|Problems? Is your data what you think it is?|
Learning a new langauge by using it for new (always urgent) projects doesn't often work.
You find yourself sitting there frustrated to hell trying to work out how to do something trivial, that you know you could do in your old langauge almost without thinking, and you usually revert because of the time pressure.
And if you try coding all those nice-to-have-but-you've-never-found-the-time-for projects that have been kicking around, you'll never finish them because there's no pressure to do so.
Make a list of the old language programs that get most use or require most maintenance and sort them by loc ascending in a scratch/private directory. Then try setting aside 30 minutes a day or whatever suits your schedule and go through them one-by-one in order and do your best job of converting them to Perl. Don't sweat the detail of testing and robustness on your first pass. None is ever going to use them for real. The idea is to force yourself to just work out a way to tackle those familar tasks in the new language. As you go through them, you'll find better ways of doing things you've already done earlier. Maybe go back and update those earlier attempts..

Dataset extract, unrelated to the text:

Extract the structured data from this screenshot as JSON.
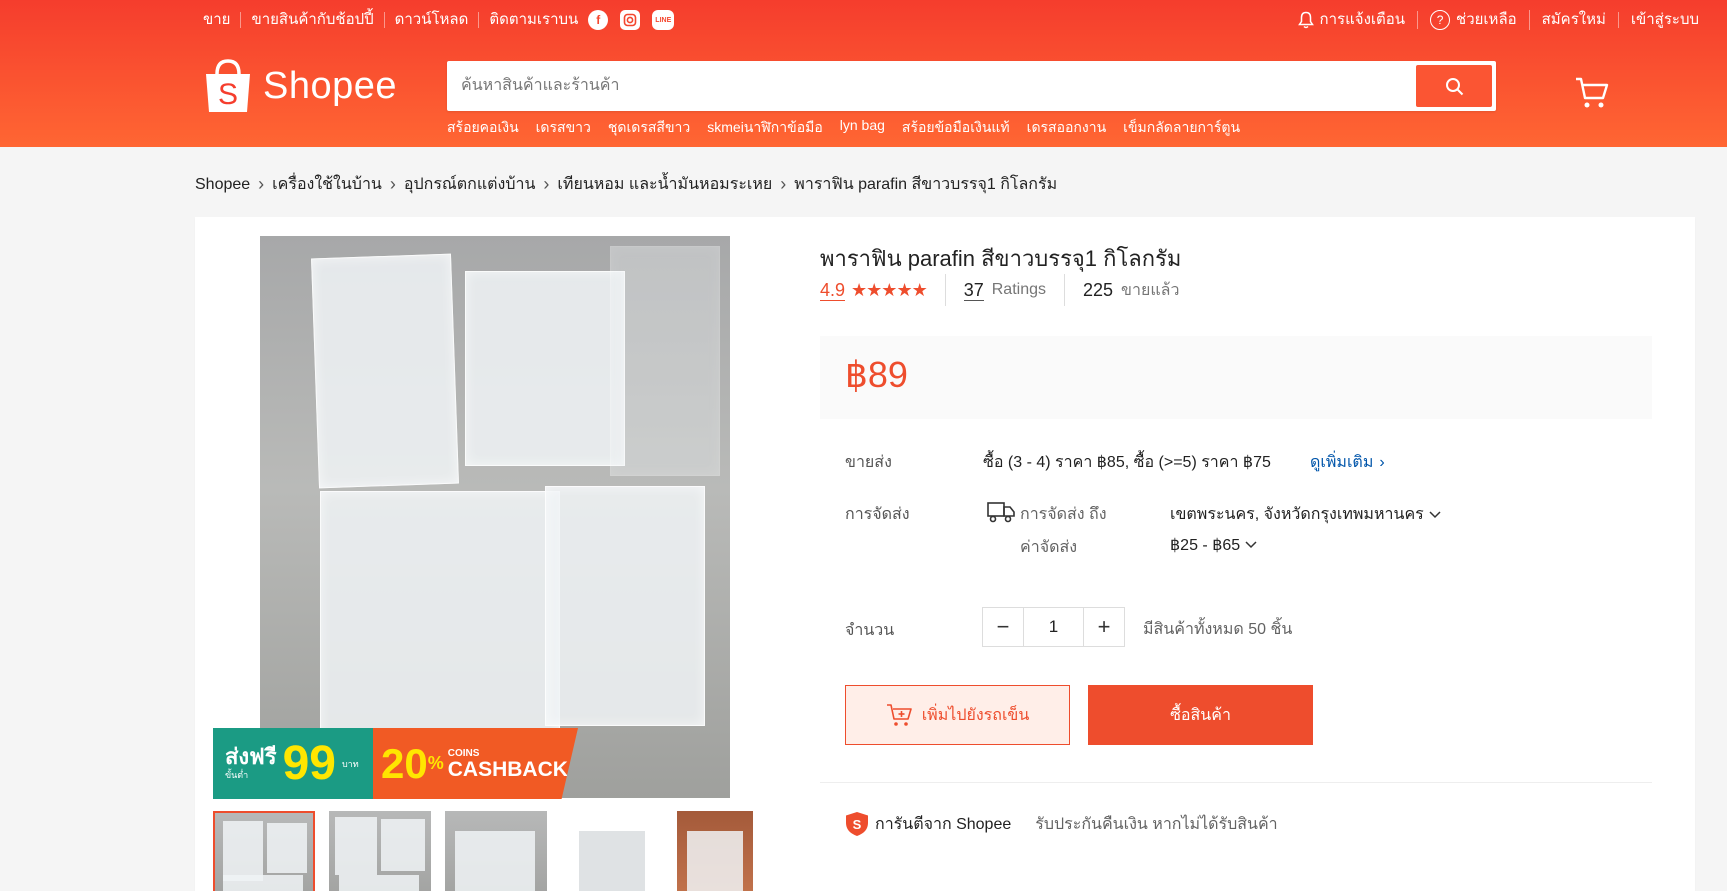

One day soon you'll need to write something, and the Perl solution will pop into your head before the old language solution does. At that point, if the new script is anything other than a throw-away, you'll probably still need to write it in the old language because of testing/robustness. But then is the time to set up a more formal attempt to do the same thing in Perl in parallel, and perhaps post your attempts here for critical review.
Examine what is said, not who speaks -- Silence betokens consent -- Love the truth but pardon error.
"Science is about questioning the status quo. Questioning authority".
In the absence of evidence, opinion is indistinguishable from prejudice.